Max wanted to develop a tool for Lightroom that works like Photoshop for smoothing skin. Once he achieved the result he was looking for, he thought, “what would happen if I made the slider work the other way?” And thus, the Lightroom Texture Slider was born. Great for subtle contrast increases. Great for smoothing skin. If you’re a true technology wank, read more about Max’s Texture Control here.
It is a very useful feature that’s in both Lightroom Classic and Lightroom Desktop. And this new feature has been added to the basic develop settings as well as the local adjustment tools.

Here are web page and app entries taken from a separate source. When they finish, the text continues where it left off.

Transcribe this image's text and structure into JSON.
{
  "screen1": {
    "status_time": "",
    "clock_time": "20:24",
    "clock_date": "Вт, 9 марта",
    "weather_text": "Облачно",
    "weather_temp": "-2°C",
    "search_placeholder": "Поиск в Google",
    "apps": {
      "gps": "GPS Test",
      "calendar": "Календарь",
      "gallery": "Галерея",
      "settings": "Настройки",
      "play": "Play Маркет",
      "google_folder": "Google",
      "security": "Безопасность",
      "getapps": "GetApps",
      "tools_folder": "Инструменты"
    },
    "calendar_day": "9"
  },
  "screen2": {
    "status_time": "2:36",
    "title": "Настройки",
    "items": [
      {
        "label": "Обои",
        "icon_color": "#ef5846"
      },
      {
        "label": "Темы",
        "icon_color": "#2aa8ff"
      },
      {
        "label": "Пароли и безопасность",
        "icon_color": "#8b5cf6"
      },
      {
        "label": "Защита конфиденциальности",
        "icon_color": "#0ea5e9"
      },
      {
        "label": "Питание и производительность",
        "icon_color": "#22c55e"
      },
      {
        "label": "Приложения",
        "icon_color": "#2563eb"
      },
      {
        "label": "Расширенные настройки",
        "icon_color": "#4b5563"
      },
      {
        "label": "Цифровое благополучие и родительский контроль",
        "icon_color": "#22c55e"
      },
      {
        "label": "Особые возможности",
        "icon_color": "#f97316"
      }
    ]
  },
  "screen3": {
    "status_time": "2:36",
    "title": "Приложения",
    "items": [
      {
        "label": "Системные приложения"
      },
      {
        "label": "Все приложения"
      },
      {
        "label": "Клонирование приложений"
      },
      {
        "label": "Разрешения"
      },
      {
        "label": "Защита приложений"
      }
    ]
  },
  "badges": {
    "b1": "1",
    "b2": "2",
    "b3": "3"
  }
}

Now, you may have wondered what the difference is between Texture and Clarity, especially if you’ve had some time to play with the Lightroom Texture Slider. It can be hard to see these subtle differences. But at its most basic, visually, the Texture Slider is less contrasty than Clarity but still adds enough to crisp up an image without going to Sharpening. Which I shy away from (that’s another story). And, in order to make the most of the Lightroom Texture Slider, it helps to know what these three tools look like up close.
The Texture Slider
Pushing the slider right, the Texture results are lighter, less heavy and contrasty than it’s older sister, Clarity.
And, the feature of the Texture Slider that Max Wendt was aiming for: Smoothing skin on human faces. Moving the Lightroom Texture Slider to the left softens skin. But don’t go too far, keep the look natural.
A simple slide to the left on the Texture Slider for negative numbers is an easy fix for softening skin, expecially on high megapixel captures, which can be very unforgiving for faces.
The Texture Slider is a very welcome addition to Lightroom Classic and Lightroom Desktop. It may very well take the place of the Clarity slider in many situations. You’ll find it in the Presence section of the Basic Panel and in with the sliders for the Radial, Gradient and Adjustment Brush local adjustment tools.